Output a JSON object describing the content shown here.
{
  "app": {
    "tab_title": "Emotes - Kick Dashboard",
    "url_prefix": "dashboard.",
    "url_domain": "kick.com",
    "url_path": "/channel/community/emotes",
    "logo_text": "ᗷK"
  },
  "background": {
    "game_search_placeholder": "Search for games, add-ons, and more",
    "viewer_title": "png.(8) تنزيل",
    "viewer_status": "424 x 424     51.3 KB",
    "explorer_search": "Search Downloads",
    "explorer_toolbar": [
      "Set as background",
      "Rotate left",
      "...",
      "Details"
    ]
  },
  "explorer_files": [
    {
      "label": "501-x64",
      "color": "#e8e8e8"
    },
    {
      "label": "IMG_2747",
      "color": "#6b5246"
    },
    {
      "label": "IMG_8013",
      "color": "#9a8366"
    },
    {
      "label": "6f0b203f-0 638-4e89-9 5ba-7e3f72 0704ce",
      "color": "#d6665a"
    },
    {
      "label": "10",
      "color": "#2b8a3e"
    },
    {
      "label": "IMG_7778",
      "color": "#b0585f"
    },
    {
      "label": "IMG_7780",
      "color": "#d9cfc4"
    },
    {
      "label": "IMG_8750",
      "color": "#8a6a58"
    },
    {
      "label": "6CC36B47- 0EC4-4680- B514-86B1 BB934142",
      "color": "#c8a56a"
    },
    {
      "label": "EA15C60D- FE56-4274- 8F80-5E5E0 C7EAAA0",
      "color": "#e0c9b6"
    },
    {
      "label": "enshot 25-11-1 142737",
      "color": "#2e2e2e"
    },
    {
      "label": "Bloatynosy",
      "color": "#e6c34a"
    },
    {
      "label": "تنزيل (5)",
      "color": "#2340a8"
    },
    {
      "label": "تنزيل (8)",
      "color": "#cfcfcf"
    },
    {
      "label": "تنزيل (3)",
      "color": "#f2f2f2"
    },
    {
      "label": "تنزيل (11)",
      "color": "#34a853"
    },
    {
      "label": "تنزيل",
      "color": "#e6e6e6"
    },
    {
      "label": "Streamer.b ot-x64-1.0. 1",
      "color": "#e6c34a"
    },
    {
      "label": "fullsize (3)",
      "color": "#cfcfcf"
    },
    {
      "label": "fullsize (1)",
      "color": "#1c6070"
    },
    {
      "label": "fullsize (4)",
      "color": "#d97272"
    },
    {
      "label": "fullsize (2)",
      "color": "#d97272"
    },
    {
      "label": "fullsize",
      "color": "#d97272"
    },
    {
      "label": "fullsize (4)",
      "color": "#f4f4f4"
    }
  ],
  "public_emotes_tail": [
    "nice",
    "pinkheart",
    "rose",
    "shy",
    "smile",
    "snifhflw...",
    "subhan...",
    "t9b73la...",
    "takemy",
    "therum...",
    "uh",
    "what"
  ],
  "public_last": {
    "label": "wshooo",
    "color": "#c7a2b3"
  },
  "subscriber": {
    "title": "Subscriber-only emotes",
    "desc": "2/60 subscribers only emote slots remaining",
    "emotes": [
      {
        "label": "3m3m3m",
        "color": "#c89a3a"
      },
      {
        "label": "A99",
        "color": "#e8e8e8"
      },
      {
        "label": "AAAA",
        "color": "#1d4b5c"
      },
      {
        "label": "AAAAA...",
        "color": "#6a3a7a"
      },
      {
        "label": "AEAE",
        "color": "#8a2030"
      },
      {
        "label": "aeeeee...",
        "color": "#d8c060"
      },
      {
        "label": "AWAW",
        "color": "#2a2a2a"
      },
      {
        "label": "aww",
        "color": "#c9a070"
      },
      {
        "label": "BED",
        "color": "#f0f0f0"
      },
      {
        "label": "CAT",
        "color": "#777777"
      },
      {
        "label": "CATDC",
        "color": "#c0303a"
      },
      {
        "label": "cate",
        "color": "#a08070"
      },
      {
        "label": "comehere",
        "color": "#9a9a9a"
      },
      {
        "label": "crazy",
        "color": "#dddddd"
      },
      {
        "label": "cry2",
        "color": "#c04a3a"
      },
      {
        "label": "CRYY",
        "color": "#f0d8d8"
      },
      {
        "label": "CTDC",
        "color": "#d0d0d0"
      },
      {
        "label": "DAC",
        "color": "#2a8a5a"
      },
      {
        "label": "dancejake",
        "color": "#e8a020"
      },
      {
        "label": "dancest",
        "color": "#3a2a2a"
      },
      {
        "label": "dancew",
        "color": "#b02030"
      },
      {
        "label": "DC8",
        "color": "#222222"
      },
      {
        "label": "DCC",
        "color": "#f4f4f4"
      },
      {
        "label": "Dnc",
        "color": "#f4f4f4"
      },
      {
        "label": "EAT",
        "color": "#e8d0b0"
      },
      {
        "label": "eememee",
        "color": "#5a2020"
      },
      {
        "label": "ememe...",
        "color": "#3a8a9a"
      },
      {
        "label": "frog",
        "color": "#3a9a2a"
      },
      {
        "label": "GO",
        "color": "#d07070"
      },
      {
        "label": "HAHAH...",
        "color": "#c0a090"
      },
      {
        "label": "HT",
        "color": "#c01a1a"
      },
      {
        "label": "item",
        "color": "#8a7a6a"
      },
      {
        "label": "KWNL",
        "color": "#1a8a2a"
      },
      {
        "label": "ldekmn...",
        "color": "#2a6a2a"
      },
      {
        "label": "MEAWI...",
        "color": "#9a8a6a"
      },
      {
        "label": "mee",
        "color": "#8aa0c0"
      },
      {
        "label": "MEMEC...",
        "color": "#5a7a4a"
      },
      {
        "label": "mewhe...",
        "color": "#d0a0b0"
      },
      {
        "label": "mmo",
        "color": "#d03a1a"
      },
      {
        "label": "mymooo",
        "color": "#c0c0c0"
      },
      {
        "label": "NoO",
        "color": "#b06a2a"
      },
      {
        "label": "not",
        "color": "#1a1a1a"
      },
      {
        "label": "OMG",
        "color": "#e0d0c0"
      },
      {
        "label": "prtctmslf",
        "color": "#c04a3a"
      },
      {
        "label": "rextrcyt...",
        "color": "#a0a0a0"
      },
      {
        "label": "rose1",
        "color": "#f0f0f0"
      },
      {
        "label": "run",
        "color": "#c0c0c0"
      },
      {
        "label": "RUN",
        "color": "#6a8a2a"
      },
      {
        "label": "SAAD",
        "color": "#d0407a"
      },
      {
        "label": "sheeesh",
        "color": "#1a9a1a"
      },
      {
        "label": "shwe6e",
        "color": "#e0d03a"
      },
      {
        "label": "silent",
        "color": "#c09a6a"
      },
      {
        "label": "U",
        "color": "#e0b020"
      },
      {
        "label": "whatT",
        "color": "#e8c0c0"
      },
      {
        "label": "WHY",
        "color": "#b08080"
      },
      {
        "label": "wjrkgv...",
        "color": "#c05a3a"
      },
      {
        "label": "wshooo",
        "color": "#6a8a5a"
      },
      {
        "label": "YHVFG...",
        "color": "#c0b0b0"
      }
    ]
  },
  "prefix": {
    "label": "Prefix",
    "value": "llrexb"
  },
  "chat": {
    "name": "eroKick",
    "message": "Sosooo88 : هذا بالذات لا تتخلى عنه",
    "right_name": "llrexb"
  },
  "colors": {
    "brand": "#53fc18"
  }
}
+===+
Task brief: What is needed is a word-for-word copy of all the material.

Response to the task:
Output a JSON object describing the content shown here.
{
  "app": {
    "tab_title": "Emotes - Kick Dashboard",
    "url_prefix": "dashboard.",
    "url_domain": "kick.com",
    "url_path": "/channel/community/emotes",
    "logo_text": "ᗷK"
  },
  "background": {
    "game_search_placeholder": "Search for games, add-ons, and more",
    "viewer_title": "png.(8) تنزيل",
    "viewer_status": "424 x 424     51.3 KB",
    "explorer_search": "Search Downloads",
    "explorer_toolbar": [
      "Set as background",
      "Rotate left",
      "...",
      "Details"
    ]
  },
  "explorer_files": [
    {
      "label": "501-x64",
      "color": "#e8e8e8"
    },
    {
      "label": "IMG_2747",
      "color": "#6b5246"
    },
    {
      "label": "IMG_8013",
      "color": "#9a8366"
    },
    {
      "label": "6f0b203f-0 638-4e89-9 5ba-7e3f72 0704ce",
      "color": "#d6665a"
    },
    {
      "label": "10",
      "color": "#2b8a3e"
    },
    {
      "label": "IMG_7778",
      "color": "#b0585f"
    },
    {
      "label": "IMG_7780",
      "color": "#d9cfc4"
    },
    {
      "label": "IMG_8750",
      "color": "#8a6a58"
    },
    {
      "label": "6CC36B47- 0EC4-4680- B514-86B1 BB934142",
      "color": "#c8a56a"
    },
    {
      "label": "EA15C60D- FE56-4274- 8F80-5E5E0 C7EAAA0",
      "color": "#e0c9b6"
    },
    {
      "label": "enshot 25-11-1 142737",
      "color": "#2e2e2e"
    },
    {
      "label": "Bloatynosy",
      "color": "#e6c34a"
    },
    {
      "label": "تنزيل (5)",
      "color": "#2340a8"
    },
    {
      "label": "تنزيل (8)",
      "color": "#cfcfcf"
    },
    {
      "label": "تنزيل (3)",
      "color": "#f2f2f2"
    },
    {
      "label": "تنزيل (11)",
      "color": "#34a853"
    },
    {
      "label": "تنزيل",
      "color": "#e6e6e6"
    },
    {
      "label": "Streamer.b ot-x64-1.0. 1",
      "color": "#e6c34a"
    },
    {
      "label": "fullsize (3)",
      "color": "#cfcfcf"
    },
    {
      "label": "fullsize (1)",
      "color": "#1c6070"
    },
    {
      "label": "fullsize (4)",
      "color": "#d97272"
    },
    {
      "label": "fullsize (2)",
      "color": "#d97272"
    },
    {
      "label": "fullsize",
      "color": "#d97272"
    },
    {
      "label": "fullsize (4)",
      "color": "#f4f4f4"
    }
  ],
  "public_emotes_tail": [
    "nice",
    "pinkheart",
    "rose",
    "shy",
    "smile",
    "snifhflw...",
    "subhan...",
    "t9b73la...",
    "takemy",
    "therum...",
    "uh",
    "what"
  ],
  "public_last": {
    "label": "wshooo",
    "color": "#c7a2b3"
  },
  "subscriber": {
    "title": "Subscriber-only emotes",
    "desc": "2/60 subscribers only emote slots remaining",
    "emotes": [
      {
        "label": "3m3m3m",
        "color": "#c89a3a"
      },
      {
        "label": "A99",
        "color": "#e8e8e8"
      },
      {
        "label": "AAAA",
        "color": "#1d4b5c"
      },
      {
        "label": "AAAAA...",
        "color": "#6a3a7a"
      },
      {
        "label": "AEAE",
        "color": "#8a2030"
      },
      {
        "label": "aeeeee...",
        "color": "#d8c060"
      },
      {
        "label": "AWAW",
        "color": "#2a2a2a"
      },
      {
        "label": "aww",
        "color": "#c9a070"
      },
      {
        "label": "BED",
        "color": "#f0f0f0"
      },
      {
        "label": "CAT",
        "color": "#777777"
      },
      {
        "label": "CATDC",
        "color": "#c0303a"
      },
      {
        "label": "cate",
        "color": "#a08070"
      },
      {
        "label": "comehere",
        "color": "#9a9a9a"
      },
      {
        "label": "crazy",
        "color": "#dddddd"
      },
      {
        "label": "cry2",
        "color": "#c04a3a"
      },
      {
        "label": "CRYY",
        "color": "#f0d8d8"
      },
      {
        "label": "CTDC",
        "color": "#d0d0d0"
      },
      {
        "label": "DAC",
        "color": "#2a8a5a"
      },
      {
        "label": "dancejake",
        "color": "#e8a020"
      },
      {
        "label": "dancest",
        "color": "#3a2a2a"
      },
      {
        "label": "dancew",
        "color": "#b02030"
      },
      {
        "label": "DC8",
        "color": "#222222"
      },
      {
        "label": "DCC",
        "color": "#f4f4f4"
      },
      {
        "label": "Dnc",
        "color": "#f4f4f4"
      },
      {
        "label": "EAT",
        "color": "#e8d0b0"
      },
      {
        "label": "eememee",
        "color": "#5a2020"
      },
      {
        "label": "ememe...",
        "color": "#3a8a9a"
      },
      {
        "label": "frog",
        "color": "#3a9a2a"
      },
      {
        "label": "GO",
        "color": "#d07070"
      },
      {
        "label": "HAHAH...",
        "color": "#c0a090"
      },
      {
        "label": "HT",
        "color": "#c01a1a"
      },
      {
        "label": "item",
        "color": "#8a7a6a"
      },
      {
        "label": "KWNL",
        "color": "#1a8a2a"
      },
      {
        "label": "ldekmn...",
        "color": "#2a6a2a"
      },
      {
        "label": "MEAWI...",
        "color": "#9a8a6a"
      },
      {
        "label": "mee",
        "color": "#8aa0c0"
      },
      {
        "label": "MEMEC...",
        "color": "#5a7a4a"
      },
      {
        "label": "mewhe...",
        "color": "#d0a0b0"
      },
      {
        "label": "mmo",
        "color": "#d03a1a"
      },
      {
        "label": "mymooo",
        "color": "#c0c0c0"
      },
      {
        "label": "NoO",
        "color": "#b06a2a"
      },
      {
        "label": "not",
        "color": "#1a1a1a"
      },
      {
        "label": "OMG",
        "color": "#e0d0c0"
      },
      {
        "label": "prtctmslf",
        "color": "#c04a3a"
      },
      {
        "label": "rextrcyt...",
        "color": "#a0a0a0"
      },
      {
        "label": "rose1",
        "color": "#f0f0f0"
      },
      {
        "label": "run",
        "color": "#c0c0c0"
      },
      {
        "label": "RUN",
        "color": "#6a8a2a"
      },
      {
        "label": "SAAD",
        "color": "#d0407a"
      },
      {
        "label": "sheeesh",
        "color": "#1a9a1a"
      },
      {
        "label": "shwe6e",
        "color": "#e0d03a"
      },
      {
        "label": "silent",
        "color": "#c09a6a"
      },
      {
        "label": "U",
        "color": "#e0b020"
      },
      {
        "label": "whatT",
        "color": "#e8c0c0"
      },
      {
        "label": "WHY",
        "color": "#b08080"
      },
      {
        "label": "wjrkgv...",
        "color": "#c05a3a"
      },
      {
        "label": "wshooo",
        "color": "#6a8a5a"
      },
      {
        "label": "YHVFG...",
        "color": "#c0b0b0"
      }
    ]
  },
  "prefix": {
    "label": "Prefix",
    "value": "llrexb"
  },
  "chat": {
    "name": "eroKick",
    "message": "Sosooo88 : هذا بالذات لا تتخلى عنه",
    "right_name": "llrexb"
  },
  "colors": {
    "brand": "#53fc18"
  }
}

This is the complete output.